The goal becomes less important than the obsession in "Do It Again."
The goal becomes less important than the obsession in “Do It Again,” director Robert Patton-Spruill’s good-natured docu about one man’s quest to bring the Kinks back together. Ultimate fan Geoff Edgers turns his midlife crisis into a personal crusade, doggedly pursuing his dream of reuniting “the greatest band ever,” despite the key players’ unwillingness to speak to each other. This mania becomes the film’s focus, resulting in a crowdpleaser that will connect even with auds unfamiliar with the Kinks’ legacy. Festgoers will be cheered, while ancillary play should rack up more supporters.
Boston Globe reporter Edgers is the kind of guy who talks about his high school years as if nothing will ever be as good again; this juvenile element about him can be wearying, and may turn off some viewers. However, most will go along with his quest, largely because he’s so passionately tenacious, against all odds. Main stumbling block is that band founders (and brothers) Ray and Dave Davies loathe each other, while some other former members are less than amicable.

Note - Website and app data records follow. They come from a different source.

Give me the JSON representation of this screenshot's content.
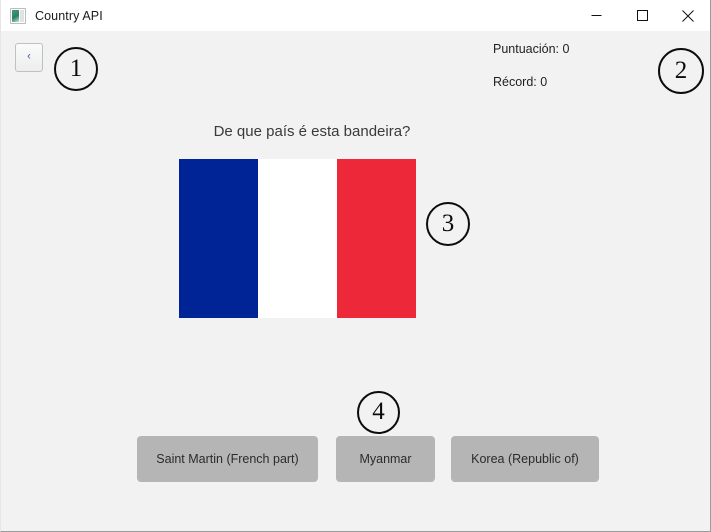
{
  "window": {
    "title": "Country API",
    "icon": "app-window-icon",
    "controls": [
      {
        "name": "minimize",
        "glyph": "minimize-icon"
      },
      {
        "name": "maximize",
        "glyph": "maximize-icon"
      },
      {
        "name": "close",
        "glyph": "close-icon"
      }
    ]
  },
  "toolbar": {
    "back_label": "‹",
    "back_icon": "chevron-left-icon"
  },
  "score": {
    "points_label": "Puntuación: 0",
    "record_label": "Récord: 0"
  },
  "quiz": {
    "question": "De que país é esta bandeira?",
    "flag": {
      "alt": "flag-of-france",
      "bands": [
        {
          "name": "blue-band",
          "color": "#002395"
        },
        {
          "name": "white-band",
          "color": "#FFFFFF"
        },
        {
          "name": "red-band",
          "color": "#ED2939"
        }
      ]
    },
    "answers": [
      {
        "label": "Saint Martin (French part)"
      },
      {
        "label": "Myanmar"
      },
      {
        "label": "Korea (Republic of)"
      }
    ]
  },
  "annotations": [
    {
      "id": "1",
      "label": "①",
      "text": "1"
    },
    {
      "id": "2",
      "label": "②",
      "text": "2"
    },
    {
      "id": "3",
      "label": "③",
      "text": "3"
    },
    {
      "id": "4",
      "label": "④",
      "text": "4"
    }
  ],
  "colors": {
    "window_background": "#F2F2F2",
    "titlebar_background": "#FFFFFF",
    "button_background": "#B5B5B5",
    "flag_blue": "#002395",
    "flag_red": "#ED2939",
    "annotation_ink": "#0C0C0C"
  }
}
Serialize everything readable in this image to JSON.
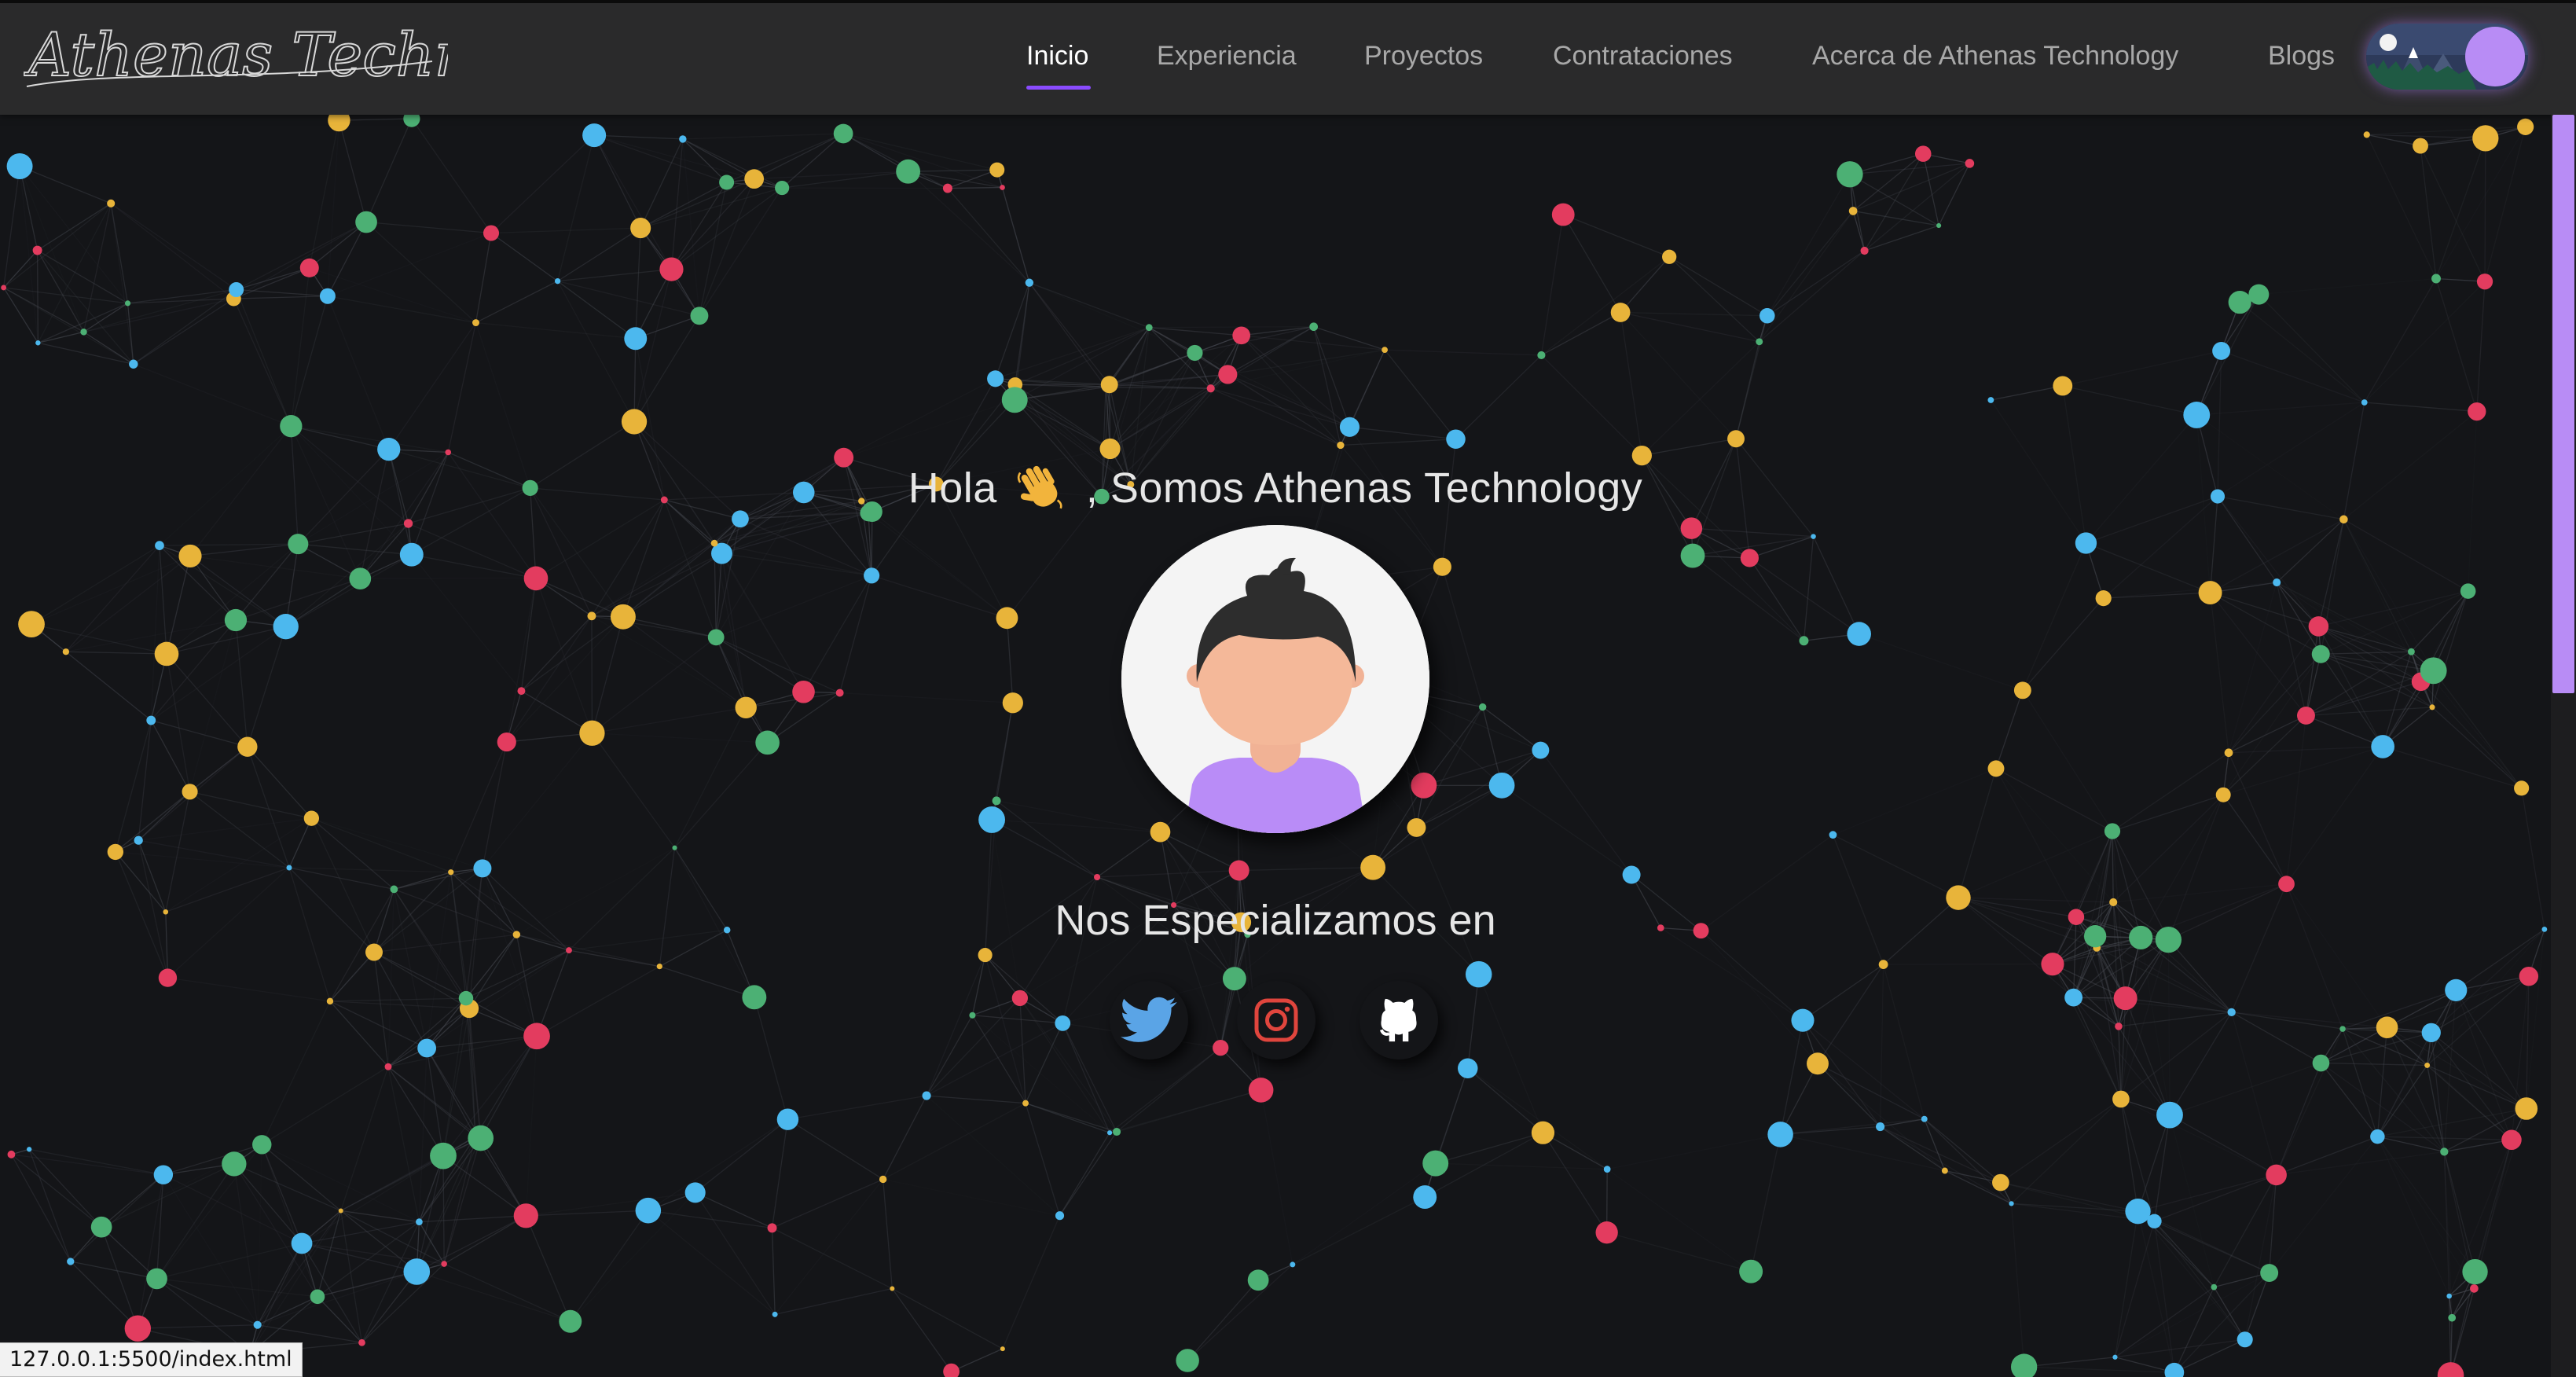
{
  "brand": {
    "logo_text": "Athenas Technology"
  },
  "nav": {
    "items": [
      {
        "label": "Inicio",
        "active": true
      },
      {
        "label": "Experiencia",
        "active": false
      },
      {
        "label": "Proyectos",
        "active": false
      },
      {
        "label": "Contrataciones",
        "active": false
      },
      {
        "label": "Acerca de Athenas Technology",
        "active": false
      },
      {
        "label": "Blogs",
        "active": false
      }
    ],
    "accent_color": "#8a4bff"
  },
  "theme_toggle": {
    "icon": "night-landscape-toggle-icon",
    "knob_color": "#b88cf5"
  },
  "hero": {
    "greeting_before": "Hola",
    "greeting_icon": "waving-hand-icon",
    "greeting_after": ", Somos Athenas Technology",
    "specialize_text": "Nos Especializamos en",
    "avatar_icon": "person-avatar-icon"
  },
  "social_links": [
    {
      "icon": "twitter-icon",
      "color": "#5aa4e6"
    },
    {
      "icon": "instagram-icon",
      "color": "#e0453d"
    },
    {
      "icon": "github-icon",
      "color": "#ffffff"
    }
  ],
  "network_colors": [
    "#4cb8ee",
    "#e33c5f",
    "#e8b43a",
    "#4cb074"
  ],
  "status_bar": {
    "url": "127.0.0.1:5500/index.html"
  }
}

Docu foregrounds Edgers’ persistent, all-American personality, having him address the camera while doing household chores and allowing auds to eavesdrop on uncomfortable conversations between Edgers and his wife about the family’s rocky finances. Before even getting to the Davies brothers, he attempts contact with anyone in their circle, receiving mostly curt rejections but occasionally winning over musicians and agents long enough to get some good quotes.
Edgers’ habit of requesting jam sessions during interviews can make him seem painfully like a teen who knows no boundaries, though there’s a very nice moment with Sting (always a gentleman).
In the end, of course, there’s still no Kinks reunion, and the nearest Edgers gets to Ray Davies is at an annual Kinks fan convention in London. But he does interview Dave Davies in a surprisingly clear-headed discussion. Warren Zanes, formerly of the del Fuegos, provides a skeptical but ultimately supportive voice of reason, understanding Edgers’ need to pursue his obsession but warning against a total plunge into madness.
Helmer Patton-Spruill is no stranger to music docus (“Public Enemy: Welcome to the Terrordome”), but he recognizes this is more about Edgers than the Kinks, so hardcore fans wanting rare concert footage and the like may be disappointed. The final song, a homemade performance of Al Yankovic’s adaptation of “Lola,” is alone worth the price of admission.
Editing maintains the energy and mood, even as Edgers comes to grips with the futility of his cause.